Although food is a public resource, there is no effective and joined-up national policy to guide it, says Roderick MacRae, which is an issue that should be addressed.
By Elaine Smith
MacRae, an associate professor in the Faculty of Environmental and Urban Change, says it’s a large and complex issue that deserves a comprehensive solution, and he’s working to help things along.
“When decision-makers look at governance, food is almost never top of mind,” MacRae says. “The British North America Act of 1867 gets in the way of an effective national policy and there is no concept of a national food system and ancillary issues. The responsibility for food system elements is so dispersed both vertically and horizontally that it’s the policy equivalent of trying to herd cats.”
Canada did have a national food policy during the Second World War, based on the realization that “if the government didn’t fully engage, there would be shortages and mass inflation,” MacRae says. “They intervened and it largely worked. However, afterward, the government assumed that the market would reassert itself and they removed most of the instruments. However, the marketplace never worked.”
Finally, in 2019, the federal government announced a national policy that MacRae calls “good on principles but weak on implementation.” He is determined to provide the tools to make implementation possible through his website Food Policy for Canada. The site, an ongoing project, is designed as a hands-on guide to making change at various levels of government that is both easily accessible and allows readers to consider various levels of detail according to their needs. It is based on a normative research approach, exploring “what could be” rather than what currently exists.
“The site can lead you to where the decisions are being made on a particular aspect of food policy and show you how to design an advocacy campaign,” he says.
MacRae believes that there are some issues that are fundamental to ensuring that our food system works better for everyone. One is management of resources, looking at the land and how we farm, giving consideration to greenhouse gases, water pollution and biodiversity loss.
“We know how to farm better, we’re just not doing it,” MacRae says.

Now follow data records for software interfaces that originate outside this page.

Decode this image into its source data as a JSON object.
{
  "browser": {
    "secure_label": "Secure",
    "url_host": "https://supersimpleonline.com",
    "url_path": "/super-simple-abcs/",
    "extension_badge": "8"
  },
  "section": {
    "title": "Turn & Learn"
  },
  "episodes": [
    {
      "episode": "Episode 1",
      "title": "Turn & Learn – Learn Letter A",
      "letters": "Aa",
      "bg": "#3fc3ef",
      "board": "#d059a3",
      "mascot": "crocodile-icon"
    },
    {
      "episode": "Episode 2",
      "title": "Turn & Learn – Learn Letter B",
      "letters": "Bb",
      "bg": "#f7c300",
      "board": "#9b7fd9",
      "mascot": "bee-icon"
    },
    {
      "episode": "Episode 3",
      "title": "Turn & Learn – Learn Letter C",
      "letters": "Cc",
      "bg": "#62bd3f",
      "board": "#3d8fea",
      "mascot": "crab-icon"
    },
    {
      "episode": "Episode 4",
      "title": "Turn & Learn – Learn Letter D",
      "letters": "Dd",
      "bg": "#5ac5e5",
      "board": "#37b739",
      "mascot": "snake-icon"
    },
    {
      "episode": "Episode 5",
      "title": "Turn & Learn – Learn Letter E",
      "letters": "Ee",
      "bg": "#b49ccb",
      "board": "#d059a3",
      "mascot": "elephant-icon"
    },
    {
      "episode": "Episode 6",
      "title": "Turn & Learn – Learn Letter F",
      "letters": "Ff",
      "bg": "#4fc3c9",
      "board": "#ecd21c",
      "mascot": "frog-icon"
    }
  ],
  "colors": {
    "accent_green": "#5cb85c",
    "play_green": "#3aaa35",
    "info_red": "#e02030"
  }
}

Another is diversification of control over food system resources, given that “all the economic control of the system is vested in a small number of powerful actors.” Finally, governments don’t believe they really have a role, other than advice, in shaping how people eat, MacRae says, but we have a publicly funded health care system that is responsible when people eat poorly or food is too expensive for people to make healthy food choices.

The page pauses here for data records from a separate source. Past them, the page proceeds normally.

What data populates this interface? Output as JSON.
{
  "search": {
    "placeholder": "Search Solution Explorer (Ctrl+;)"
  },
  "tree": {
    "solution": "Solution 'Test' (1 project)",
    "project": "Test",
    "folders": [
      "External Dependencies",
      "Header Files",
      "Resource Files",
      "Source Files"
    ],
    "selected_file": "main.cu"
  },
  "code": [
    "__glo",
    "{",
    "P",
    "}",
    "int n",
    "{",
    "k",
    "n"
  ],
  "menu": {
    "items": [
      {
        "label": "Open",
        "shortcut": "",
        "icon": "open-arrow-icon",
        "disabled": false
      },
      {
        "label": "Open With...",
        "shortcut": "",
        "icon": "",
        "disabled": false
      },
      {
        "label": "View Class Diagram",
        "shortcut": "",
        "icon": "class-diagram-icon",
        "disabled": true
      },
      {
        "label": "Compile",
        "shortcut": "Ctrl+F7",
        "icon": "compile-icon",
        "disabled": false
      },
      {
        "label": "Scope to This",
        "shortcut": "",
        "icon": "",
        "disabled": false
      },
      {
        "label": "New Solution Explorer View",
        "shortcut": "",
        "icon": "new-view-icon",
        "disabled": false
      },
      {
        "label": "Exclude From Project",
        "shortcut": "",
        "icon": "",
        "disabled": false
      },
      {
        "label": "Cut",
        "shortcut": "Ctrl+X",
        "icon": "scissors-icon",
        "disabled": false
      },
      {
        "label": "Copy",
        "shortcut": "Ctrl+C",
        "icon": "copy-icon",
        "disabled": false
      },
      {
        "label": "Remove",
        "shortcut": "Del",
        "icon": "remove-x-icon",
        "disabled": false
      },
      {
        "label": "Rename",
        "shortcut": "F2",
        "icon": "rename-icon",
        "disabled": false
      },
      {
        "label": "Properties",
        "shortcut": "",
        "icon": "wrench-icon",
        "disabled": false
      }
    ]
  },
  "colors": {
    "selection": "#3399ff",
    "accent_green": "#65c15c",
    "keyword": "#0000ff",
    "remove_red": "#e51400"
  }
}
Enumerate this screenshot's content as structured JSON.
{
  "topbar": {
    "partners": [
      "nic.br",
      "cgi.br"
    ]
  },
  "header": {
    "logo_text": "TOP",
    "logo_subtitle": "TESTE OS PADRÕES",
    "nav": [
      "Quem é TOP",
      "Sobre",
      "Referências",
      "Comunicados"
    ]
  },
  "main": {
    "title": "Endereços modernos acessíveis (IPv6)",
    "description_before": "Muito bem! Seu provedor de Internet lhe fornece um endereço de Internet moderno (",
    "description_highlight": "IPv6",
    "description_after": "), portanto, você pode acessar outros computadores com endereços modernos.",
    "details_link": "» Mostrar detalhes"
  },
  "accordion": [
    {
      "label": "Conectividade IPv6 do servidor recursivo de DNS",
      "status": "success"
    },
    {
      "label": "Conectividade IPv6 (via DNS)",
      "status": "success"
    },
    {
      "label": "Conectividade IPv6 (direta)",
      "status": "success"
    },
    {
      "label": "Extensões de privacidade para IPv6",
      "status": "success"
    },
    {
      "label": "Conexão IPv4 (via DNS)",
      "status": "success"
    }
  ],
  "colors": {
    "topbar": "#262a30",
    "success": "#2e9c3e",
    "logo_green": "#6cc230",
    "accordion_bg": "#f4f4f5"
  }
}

“Supply and demand should be part of a co-ordinated system that aligns production with what we need to optimize our health,” MacRae says. “This also touches on the overhaul of social assistance, because we need to ensure that people have the income to afford a nourishing diet.”

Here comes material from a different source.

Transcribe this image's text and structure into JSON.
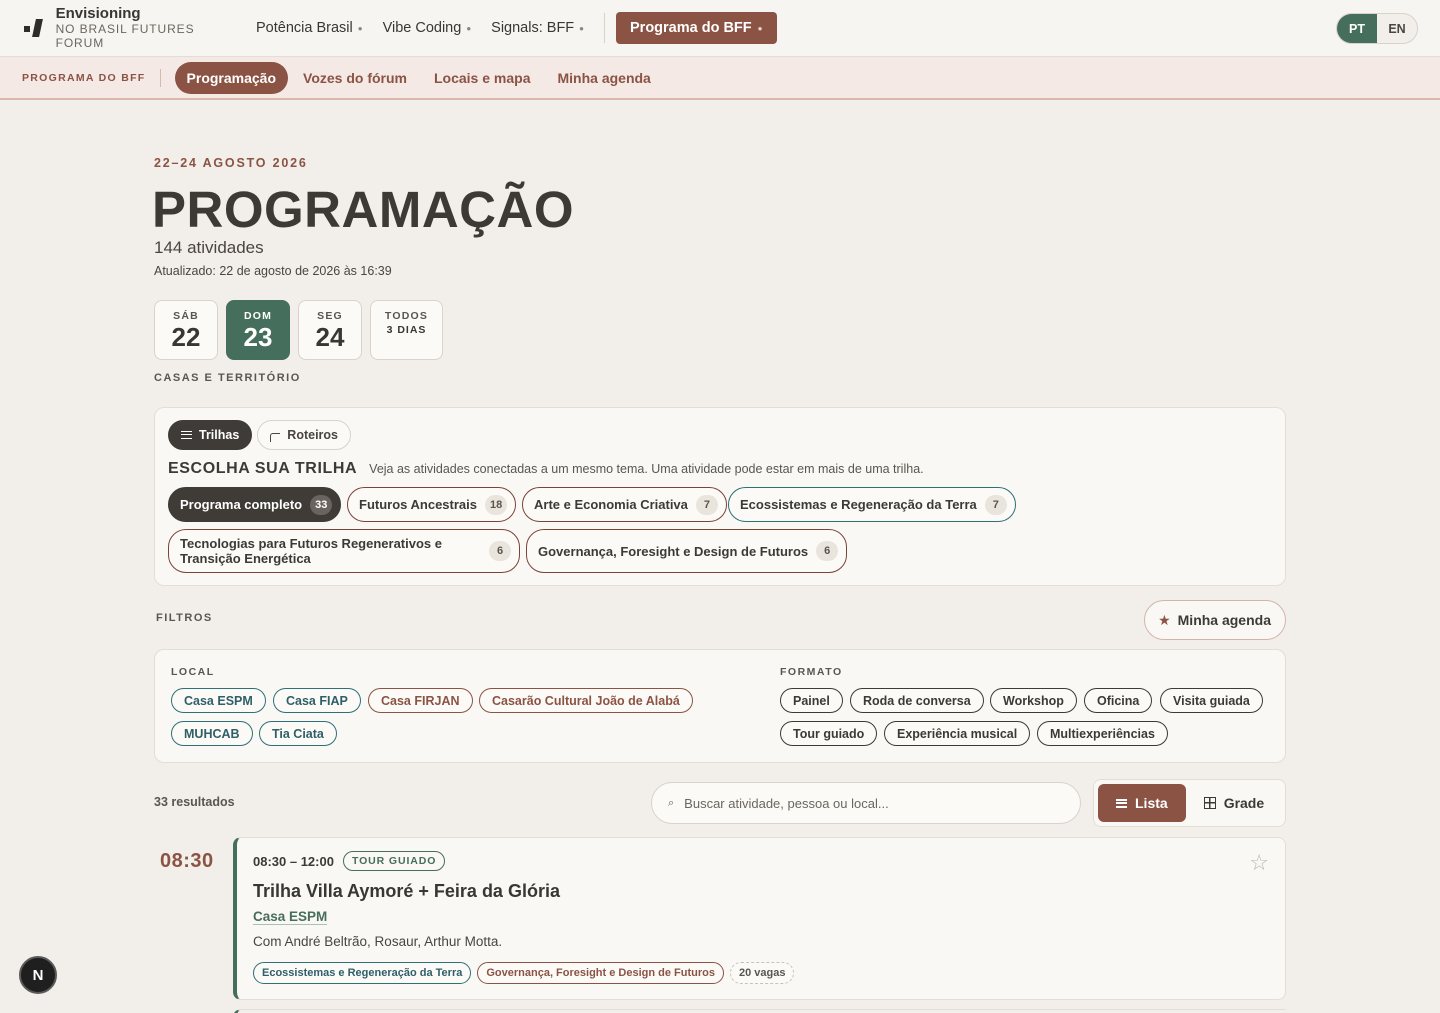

Understanding the system isn’t easy, let alone changing it, but his website offers aid to anyone motivated to participate in food system change, providing goals, solutions and various instruments to bring about a better system, such as legislation, regulation, subsidies and international agreements.
It’s an effort that can yield worthwhile results. As MacRae notes, “I want a food secure country.”